While inflation is driving up the cost of living, it’s also quietly putting Americans on their taxes.
The average New Yorker earning about $80,000 a year will be forced to shell out an additional $225 in taxes during tax season this year and next, according to analysis prepared for The Post by the Tax Foundation became.
That’s because the federal government and a group of 13 states, including New York, New Jersey and Connecticut, have not fully adjusted their tax brackets for inflation, even as the cost of everything from groceries to gasoline continues to rise across the country and reach 8.5%. increase in March.
For the calculations, the Washington-based think tank used the example of an employee who had taxable income of $80,650 in 2020. Assuming her paycheck receives a cost-of-living hike to keep up with inflation, her state taxes will increase by a total of $132 by the end of 2022, with the Internal Revenue Service’s federal bill increasing by $93, according to the group US dollar has increased.
“Taxpayers have every right to be frustrated,” Jared Walczak, vice president of government projects at the Tax Foundation, told The Post. “Most states are generating record tax revenues.”
“Bracket creep” — CPA lingo for when taxpayers are pushed into higher brackets because governments don’t index their income to account for inflation, increasing the percentage of total income they pay in taxes — is for the first time has been a talking point for decades, policy pundits told The Post.
“It’s like the Kellogg commercial from the 1980s — try it again for the first time,” says James Lucier, chief executive of Capital Alpha, a Washington-based policy research firm. “People wake up and discover they have their parents’ tax problems.”
After the double-digit inflation of the 1970s and 1980s, Congress sought to take federal action to stop the creep of the brackets by adjusting the brackets for inflation. Without such adjustments, the cost of inflation to federal taxpayers this year would be closer to $1,000, according to Walczak.
Still, it takes at least a year for the IRS to adjust the brackets to reflect new levels of inflation. With inflation skyrocketing from about 2% last year to over 8% this spring, that lag is putting people under short-term pressure, according to the Tax Foundation.

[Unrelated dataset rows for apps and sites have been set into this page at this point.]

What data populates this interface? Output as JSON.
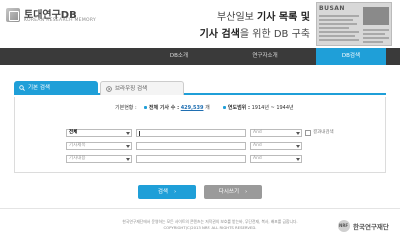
{
  "brand": {
    "title": "토대연구DB",
    "subtitle": "KOREAN RESEARCH MEMORY"
  },
  "headline": {
    "line1_prefix": "부산일보 ",
    "line1_bold": "기사 목록 및",
    "line2_bold": "기사 검색",
    "line2_suffix": "을 위한 DB 구축"
  },
  "newspaper_mast": "BUSAN",
  "nav": {
    "items": [
      {
        "label": "DB소개"
      },
      {
        "label": "연구자소개"
      },
      {
        "label": "DB검색"
      }
    ]
  },
  "tabs": {
    "basic": "기본 검색",
    "browse": "브라우징 검색"
  },
  "stats": {
    "status_label": "기본현황 :",
    "total_label": "전체 기사 수 :",
    "total_count": "429,539",
    "total_unit": "개",
    "period_label": "연도범위 :",
    "period_value": "1914년 ~ 1944년"
  },
  "search_rows": [
    {
      "field": "전체",
      "op": ""
    },
    {
      "field": "기사제목",
      "op": "And"
    },
    {
      "field": "기사내용",
      "op": "And"
    }
  ],
  "first_row_op": "And",
  "result_search_label": "결과내검색",
  "buttons": {
    "search": "검색",
    "reset": "다시쓰기",
    "chev": "›"
  },
  "footer": {
    "line1": "한국연구재단에서 운영하는 모든 사이트의 콘텐츠는 저작권의 보호를 받는바, 무단전재, 복사, 배포를 금합니다.",
    "line2": "COPYRIGHT(C)2013 NRF. ALL RIGHTS RESERVED.",
    "org_mark": "NRF",
    "org_name": "한국연구재단"
  },
  "colors": {
    "accent": "#1f9fd8",
    "nav_bg": "#3a3a3a",
    "reset_btn": "#9a9a9a"
  },
  "icons": {
    "search_tab": "magnifier-icon",
    "browse_tab": "browse-icon",
    "select_arrow": "triangle-down-icon"
  }
}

However, some taxpayers may be hardest hit at the state level, according to policy experts. In New Jersey and Connecticut, Republican legislators introduced a bill that would address the tax bracket by accounting for inflation in the tax brackets. The draft has yet to be voted on.
Last week, in the state’s annual budget, New York lawmakers proposed suspending the state’s gasoline tax for the final six months of the year. Tax experts say such one-off steps don’t come close to matching the benefits taxpayers would get if the brackets were adjusted for inflation.

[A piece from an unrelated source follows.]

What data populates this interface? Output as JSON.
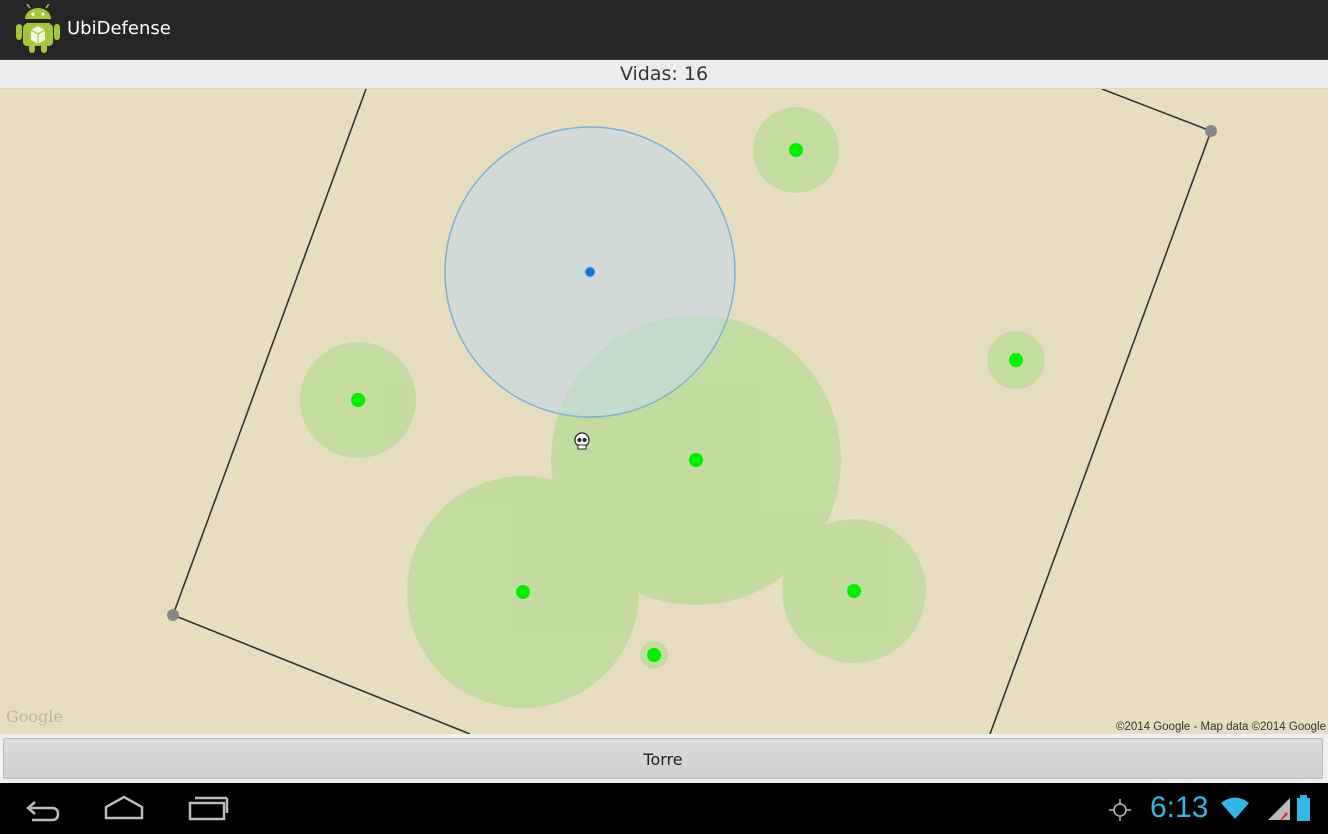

New York State Senator and senior member of the GOP committee Tom O’Mara said he’s pushing to make that happen in the next budget and expected preventing further “stealth tax” increases “to New Yorkers annually could save about $300 million.”
In some states, failure to adjust for inflation has resulted in almost comical tax tables. In Alabama, the upper limit is $3,000 — a figure introduced in the depths of the Great Depression in 1935, when $3,000 was equal to $62,000. According to Walczak, there are six states where the top tax bracket is under $10,000 and hasn’t been updated in decades.
“Bracket creep occurs when inflation pushes taxpayers into higher income tax brackets or reduces the value of credits, deductions, and exemptions. Bracket creep leads to an increase in income taxes without an increase in real income. Many tax rules – both federal and state – are adjusted for inflation.”
“It’s mainly low earners who are burdened,” adds Charles Myers, chairman and founder of the management consultancy Signum Global Advisors. “Wage gains are diluted by the higher cost of living and higher taxes…sometimes families fall behind despite wage increases.”
While some states are trying to change tax laws to address tax bracket creep, at least some policy observers are skeptical that policy will change soon enough to address the immediate costs of rising inflation.
“Former Fed Chairman Paul Volcker raised interest rates in the 1970s and 1980s to bring the Fed rate in line with the rate of inflation, and in doing so he crushed inflation.
Anthony Bucco, a New Jersey state senator, introduced legislation in 2012 to index Garden State tax brackets for inflation.
“Why we’re punishing taxpayers is beyond me,” Bucco said.
https://nypost.com/2022/04/14/inflation-is-quietly-raising-middle-class-tax-bills-through-bracket-creep/ Inflation Quietly Raises Middle Class Tax Bills Through ‘Bracket Creep’